According to Secureworks Counter Threat Unit (CTU) researchers, Bronze President is changing its targeting in response to the political situation in Europe and the war in Ukraine. The threat group has primarily focused on Southeast Asia and is now targeting Russian-speaking users and European entities. CTU believes Bronze President is gathering political and economic intelligence valuable to the People’s Republic of China (PRC), and the changed focus reflects updated intelligence collection requirements.

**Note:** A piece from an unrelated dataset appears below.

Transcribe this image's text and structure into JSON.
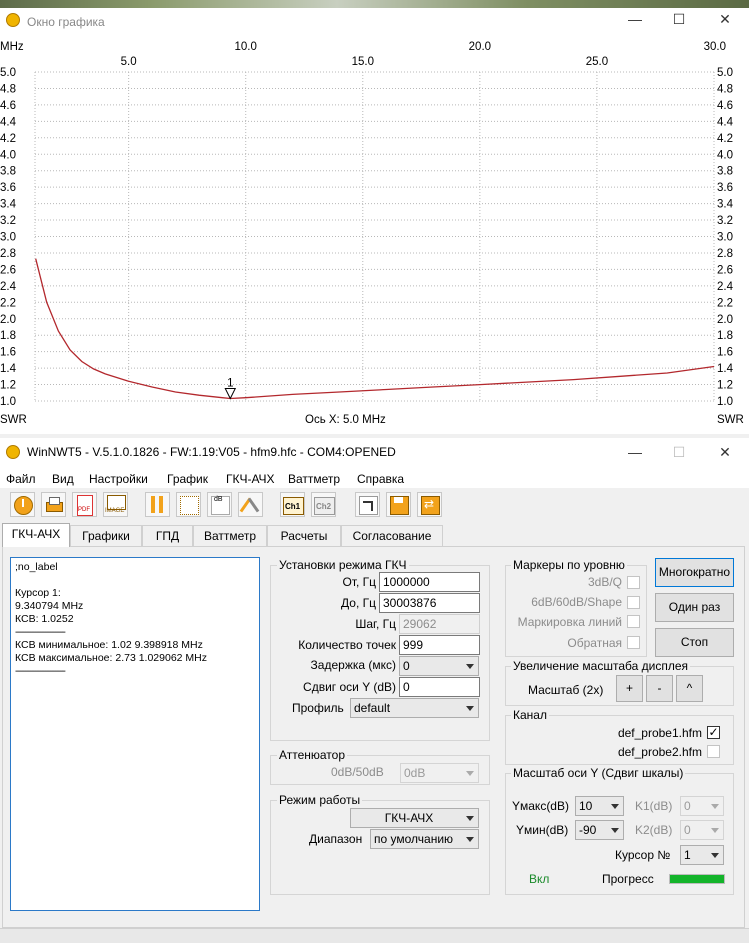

Secureworks analysed a malicious executable file in March 2022, which masqueraded as a Russian-language document that was alleged to be from the European Commission. The fake document claimed to address migratory pressure and asylum applications in countries that border Belarus (Lithuania, Latvia, and Poland) and discussed European Union (EU) sanctions against Belarus at the beginning of March 2022.
The filename references Blagoveshchensk, a Russian city close to the China border and home to the 56th Blagoveshchenskiy Red Banner Border Guard Detachment. This connection suggests that the filename was chosen to target officials or military personnel familiar with the region. Once the malware, named PlugX, is installed, it provides access to the compromised host to extract sensitive system information, upload and download files, and execute a remote command shell.
The full filename was "Blagoveshchensk - Blagoveshchensk Border Detachment.exe", and uses a PDF icon. By default, Microsoft Windows does not display file extensions and thus many users would interpret the file as being a PDF document.
The executable displays a decoy document while downloading additional files from a staging server at IP address 220.127.116.11. The document is written in English and appears legitimate. CTU researchers do not know the original source of the document or why a Russian filename would display an English-language document, but nevertheless, that is the situation.
The other three files downloaded from the staging server follow the China-based Bronze President’s threat group’s use of DLL search order hijacking to execute PlugX malware payloads. The exe pings Google’s public DNS service with option -n 70 to introduce a delay before executing a signed file.
The legitimate signed file originates from UK-based Global Graphics Software Ltd and is vulnerable to DLL search order hijack. It imports a malicious DocConvDll.dll DLL loader, which exports eight functions - several of which use seemingly random names and contain no useful instructions. The only export called by the parent executable is createSystemFontsUsingEDL.
This function loads, decrypts, and executes FontLog.dat. The .dat sample obtained by CTU researchers was corrupt, but based on similar campaigns the file is likely a PlugX payload. However, analysis of the loader suggests that the malware creates a directory structure under C:\ProgramData\Fuji Xerox\Fonts\ and then copies the three files that DLL side-load and execute the payload to this directory. Once PlugX is installed, the malware provides access to the compromised host to extract sensitive system information, upload and download files, and execute a remote command shell.
The staging server 18.104.22.168 hosts the zyber-i . com domain which has been implicated in a broad PlugX campaign targeting European diplomatic entities. The domain was hosted on 22.214.171.124 from March 2-13, when it served a similarly named group of files for DLL search order hijack. A third-party report links the campaign to the locvnpt . com domain. Another report associates the locvnpt . com domain with attacks in 2020 against the Vatican that CTU researchers attribute to Bronze President. This 2020 campaign also used customised decoy documents and downloaded PlugX .dat files that were loaded by DLL search order hijack. The locvnpt . com domain was hosted on 2EZ Networks IP address 126.96.36.199 in September 2020. Bronze President extensively used that company's IP range in a 2020 campaign targeting Hong Kong, Myanmar, and Vietnam.
Bronze President appears to be changing its targeting in response to the political situation in Europe and the war in Ukraine. The threat group has primarily focused on Southeast Asia, gathering political and economic intelligence valuable to the People's Republic of China (PRC). Targeting Russian-speaking users and European entities suggests that the threat actors have received updated tasking that reflects the changing intelligence collection requirements of the PRC.
To mitigate exposure to this malware, CTU researchers recommend that organisations use available controls to review and restrict access according to the details CTU has identified.